→ **TASK**:
Could you repeat, word for word, only the lines from the one containing "What data populates" through the final line of the records below?

Data records for software interfaces:
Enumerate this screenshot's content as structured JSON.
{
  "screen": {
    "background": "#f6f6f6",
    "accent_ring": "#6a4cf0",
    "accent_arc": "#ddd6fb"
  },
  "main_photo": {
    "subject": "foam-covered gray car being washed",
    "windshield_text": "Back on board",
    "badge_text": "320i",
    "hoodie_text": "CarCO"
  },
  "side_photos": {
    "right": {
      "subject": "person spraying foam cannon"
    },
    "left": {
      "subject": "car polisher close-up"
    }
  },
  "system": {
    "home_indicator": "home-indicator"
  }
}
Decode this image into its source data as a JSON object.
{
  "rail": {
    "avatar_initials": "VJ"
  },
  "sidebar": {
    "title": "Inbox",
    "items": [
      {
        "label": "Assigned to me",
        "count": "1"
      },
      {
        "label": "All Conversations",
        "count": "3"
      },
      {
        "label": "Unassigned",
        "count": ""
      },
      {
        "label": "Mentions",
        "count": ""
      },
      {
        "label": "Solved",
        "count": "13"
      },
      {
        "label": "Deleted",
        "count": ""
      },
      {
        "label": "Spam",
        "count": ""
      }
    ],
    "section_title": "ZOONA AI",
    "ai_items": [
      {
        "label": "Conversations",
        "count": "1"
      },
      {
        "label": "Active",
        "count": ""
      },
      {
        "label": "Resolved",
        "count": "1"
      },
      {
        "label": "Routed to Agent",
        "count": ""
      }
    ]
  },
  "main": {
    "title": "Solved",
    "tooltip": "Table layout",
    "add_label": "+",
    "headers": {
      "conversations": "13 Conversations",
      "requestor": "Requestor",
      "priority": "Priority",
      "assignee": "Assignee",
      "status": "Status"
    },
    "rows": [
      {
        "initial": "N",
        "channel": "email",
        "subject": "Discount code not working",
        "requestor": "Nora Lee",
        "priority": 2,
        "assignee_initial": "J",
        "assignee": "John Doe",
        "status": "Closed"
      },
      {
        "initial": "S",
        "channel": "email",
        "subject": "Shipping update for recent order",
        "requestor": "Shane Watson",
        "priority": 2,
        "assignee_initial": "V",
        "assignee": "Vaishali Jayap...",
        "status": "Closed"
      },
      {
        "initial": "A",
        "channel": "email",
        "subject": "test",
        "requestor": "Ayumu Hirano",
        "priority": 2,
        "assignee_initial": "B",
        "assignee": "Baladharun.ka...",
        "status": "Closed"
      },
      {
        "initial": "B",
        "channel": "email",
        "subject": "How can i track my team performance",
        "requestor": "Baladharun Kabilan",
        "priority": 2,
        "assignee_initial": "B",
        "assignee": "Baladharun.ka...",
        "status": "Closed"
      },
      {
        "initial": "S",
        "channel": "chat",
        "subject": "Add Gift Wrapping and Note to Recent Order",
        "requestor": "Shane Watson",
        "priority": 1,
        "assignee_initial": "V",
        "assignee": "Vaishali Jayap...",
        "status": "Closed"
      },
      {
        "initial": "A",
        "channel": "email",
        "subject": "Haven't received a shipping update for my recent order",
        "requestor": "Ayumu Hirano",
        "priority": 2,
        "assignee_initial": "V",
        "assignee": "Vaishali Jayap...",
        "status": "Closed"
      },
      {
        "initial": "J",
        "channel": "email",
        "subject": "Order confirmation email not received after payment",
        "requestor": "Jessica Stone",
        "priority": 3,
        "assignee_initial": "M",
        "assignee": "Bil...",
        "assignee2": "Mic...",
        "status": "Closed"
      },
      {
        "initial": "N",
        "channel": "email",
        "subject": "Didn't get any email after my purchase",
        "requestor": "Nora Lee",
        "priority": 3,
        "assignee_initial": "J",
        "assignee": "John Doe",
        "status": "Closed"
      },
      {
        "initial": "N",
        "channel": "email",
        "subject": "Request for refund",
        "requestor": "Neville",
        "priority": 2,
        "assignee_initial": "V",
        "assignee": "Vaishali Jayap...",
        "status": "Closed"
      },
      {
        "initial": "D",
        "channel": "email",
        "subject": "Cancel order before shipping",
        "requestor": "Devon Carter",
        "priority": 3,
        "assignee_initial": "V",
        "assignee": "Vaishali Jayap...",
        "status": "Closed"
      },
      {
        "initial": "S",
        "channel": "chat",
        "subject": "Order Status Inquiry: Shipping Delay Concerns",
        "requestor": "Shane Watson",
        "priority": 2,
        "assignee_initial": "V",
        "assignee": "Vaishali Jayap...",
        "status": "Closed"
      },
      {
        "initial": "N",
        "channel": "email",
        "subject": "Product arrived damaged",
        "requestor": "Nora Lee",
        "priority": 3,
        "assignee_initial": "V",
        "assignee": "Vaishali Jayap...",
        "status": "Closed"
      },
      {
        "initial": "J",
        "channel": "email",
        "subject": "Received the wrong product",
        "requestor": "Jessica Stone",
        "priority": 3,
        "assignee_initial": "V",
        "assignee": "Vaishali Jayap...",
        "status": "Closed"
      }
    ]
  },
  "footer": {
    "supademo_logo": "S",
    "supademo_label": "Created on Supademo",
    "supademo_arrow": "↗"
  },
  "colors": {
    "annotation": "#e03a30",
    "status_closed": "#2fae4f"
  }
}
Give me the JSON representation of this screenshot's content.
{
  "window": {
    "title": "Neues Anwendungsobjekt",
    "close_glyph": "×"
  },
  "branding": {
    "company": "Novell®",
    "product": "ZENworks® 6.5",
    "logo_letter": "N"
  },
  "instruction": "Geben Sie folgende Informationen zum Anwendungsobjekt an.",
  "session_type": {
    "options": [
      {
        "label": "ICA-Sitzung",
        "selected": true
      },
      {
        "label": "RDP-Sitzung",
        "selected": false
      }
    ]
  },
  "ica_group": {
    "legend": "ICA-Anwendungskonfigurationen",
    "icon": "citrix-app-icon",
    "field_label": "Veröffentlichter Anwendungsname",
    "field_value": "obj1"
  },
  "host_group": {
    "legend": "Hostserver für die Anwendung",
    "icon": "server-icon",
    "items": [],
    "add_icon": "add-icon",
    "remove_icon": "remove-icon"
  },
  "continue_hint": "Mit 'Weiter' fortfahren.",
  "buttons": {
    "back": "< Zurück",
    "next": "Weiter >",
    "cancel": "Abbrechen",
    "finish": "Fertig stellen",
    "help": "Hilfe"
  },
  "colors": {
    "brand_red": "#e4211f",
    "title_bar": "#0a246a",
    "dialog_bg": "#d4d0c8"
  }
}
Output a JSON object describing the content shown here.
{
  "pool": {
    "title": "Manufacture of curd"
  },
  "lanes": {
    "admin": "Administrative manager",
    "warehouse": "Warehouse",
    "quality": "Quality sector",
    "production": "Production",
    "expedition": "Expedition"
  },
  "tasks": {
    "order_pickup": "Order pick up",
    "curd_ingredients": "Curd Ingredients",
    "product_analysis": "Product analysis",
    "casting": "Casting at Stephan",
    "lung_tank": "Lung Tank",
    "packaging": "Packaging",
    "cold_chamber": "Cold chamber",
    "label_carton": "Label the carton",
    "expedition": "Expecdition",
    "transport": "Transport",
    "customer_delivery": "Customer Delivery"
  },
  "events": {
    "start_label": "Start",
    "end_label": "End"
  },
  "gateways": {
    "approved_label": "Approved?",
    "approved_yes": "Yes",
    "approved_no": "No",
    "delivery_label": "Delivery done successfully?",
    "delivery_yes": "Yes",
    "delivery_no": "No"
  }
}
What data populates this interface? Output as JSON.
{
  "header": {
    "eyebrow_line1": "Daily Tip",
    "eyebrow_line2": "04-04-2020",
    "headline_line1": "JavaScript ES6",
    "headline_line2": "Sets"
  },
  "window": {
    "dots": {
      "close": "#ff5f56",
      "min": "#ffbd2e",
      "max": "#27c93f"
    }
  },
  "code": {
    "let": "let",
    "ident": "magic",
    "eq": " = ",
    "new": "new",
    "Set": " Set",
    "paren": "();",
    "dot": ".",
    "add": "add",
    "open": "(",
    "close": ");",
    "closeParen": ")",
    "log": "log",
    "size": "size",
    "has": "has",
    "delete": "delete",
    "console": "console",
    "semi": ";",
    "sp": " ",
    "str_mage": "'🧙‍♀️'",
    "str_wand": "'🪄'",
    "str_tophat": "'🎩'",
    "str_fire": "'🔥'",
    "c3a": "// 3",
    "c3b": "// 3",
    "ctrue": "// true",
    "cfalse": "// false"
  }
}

→ **RESPONSE AREA**:
What data populates this interface? Output as JSON.
{
  "header": {
    "eyebrow_line1": "Daily Tip",
    "eyebrow_line2": "04-04-2020",
    "headline_line1": "JavaScript ES6",
    "headline_line2": "Sets"
  },
  "window": {
    "dots": {
      "close": "#ff5f56",
      "min": "#ffbd2e",
      "max": "#27c93f"
    }
  },
  "code": {
    "let": "let",
    "ident": "magic",
    "eq": " = ",
    "new": "new",
    "Set": " Set",
    "paren": "();",
    "dot": ".",
    "add": "add",
    "open": "(",
    "close": ");",
    "closeParen": ")",
    "log": "log",
    "size": "size",
    "has": "has",
    "delete": "delete",
    "console": "console",
    "semi": ";",
    "sp": " ",
    "str_mage": "'🧙‍♀️'",
    "str_wand": "'🪄'",
    "str_tophat": "'🎩'",
    "str_fire": "'🔥'",
    "c3a": "// 3",
    "c3b": "// 3",
    "ctrue": "// true",
    "cfalse": "// false"
  }
}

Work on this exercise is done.